I’m not cringing in hindsight.
I was able to try to set things right from my end. It takes two to tango as we all know.
That which he apologized for…it was what I wanted, and I appreciate it, and I also realize that it’s not the apologies that I need. The remorse can’t begin to undo what has been done.
What I needed was to be heard and maybe understood a little bit better.
To speak my peace.
To say, “You destroyed a family that loved you.”
Without expecting anything much in return.
I needed an opportunity to regain my dignity which I, maybe not lost, but definitely compromised in my unhinged moments.
And regain it I did.
The sadness that I am feeling today is deep. I am exhausted. And yet, I understand that this is part of the process and that I will eventually feel some relief.
And I don’t have to beat myself up for one more mismanaged moment.
So did I get the elusive “closure”?
I don’t know.
But I think I can probably go to the coffee shop now without fear, without ending up on the floor of the kitchen having a full-blown anxiety attack.
And that’s worth a whole awful lot these days.

one of life’s greatest questions

I went to Walmart the other day; a day that had begun with snow and cold, but by the time I got off work and headed west, the sun was out.

I pulled into the parking lot and as I stepped out of the truck I caught a glimpse of what I might look like to the people of Walmart…

or just look like the people of Walmart.

I have this coat that is a magnificent, $4, ankle-length, fake fur number that looks like I’m wearing a buffalo.

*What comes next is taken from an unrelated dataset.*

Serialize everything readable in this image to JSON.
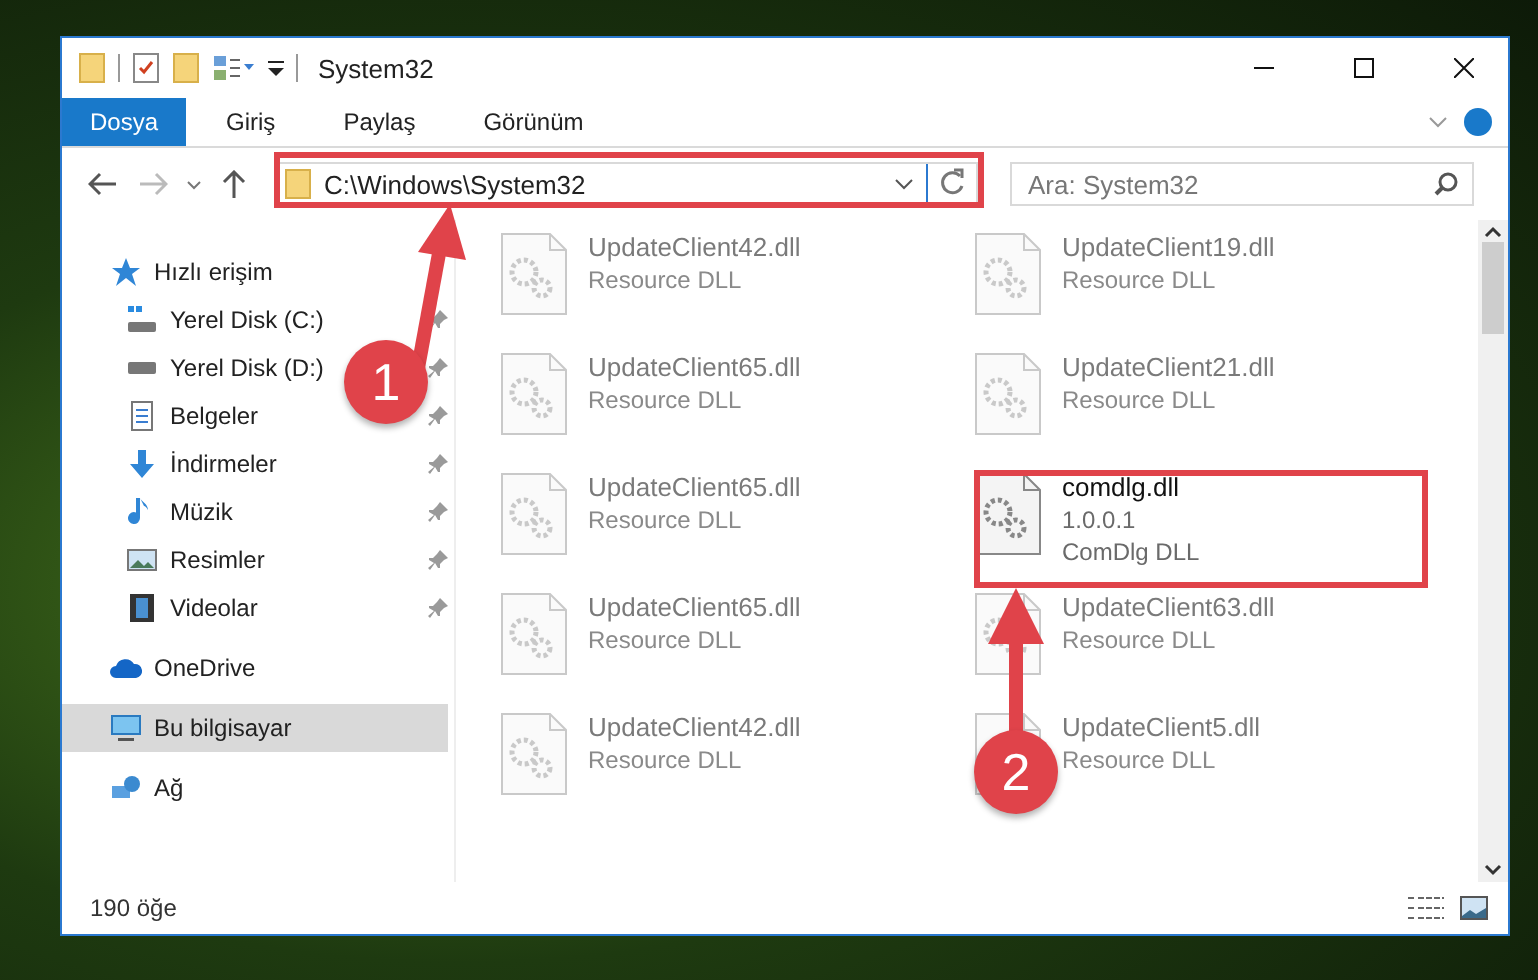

This was paired with lime green, knee-high rain boots, and, a purple crocheted beanie adorned with appliqué flowers.

I paused, considered how I would feel if I saw someone I knew, shrugged that off, and proudly marched in to get a container for bringing wood into the house.

What I came up with is absolute genius: a turquoise plastic laundry hamper with wheels and a handle just like a roller suitcase.

And what better way to save bags and save the planet than to put all of my purchases into the laundry basket and wheel them on out to the truck.

Admittedly I felt a teensy twinge of self-consciousness (just enough to notice) and then I decided that I actually didn’t care and I though it quite funny instead.

Which then brings me to this important question…

Where exactly, is the line between “I don’t give a fuck,” and, “I’m batshit crazy?”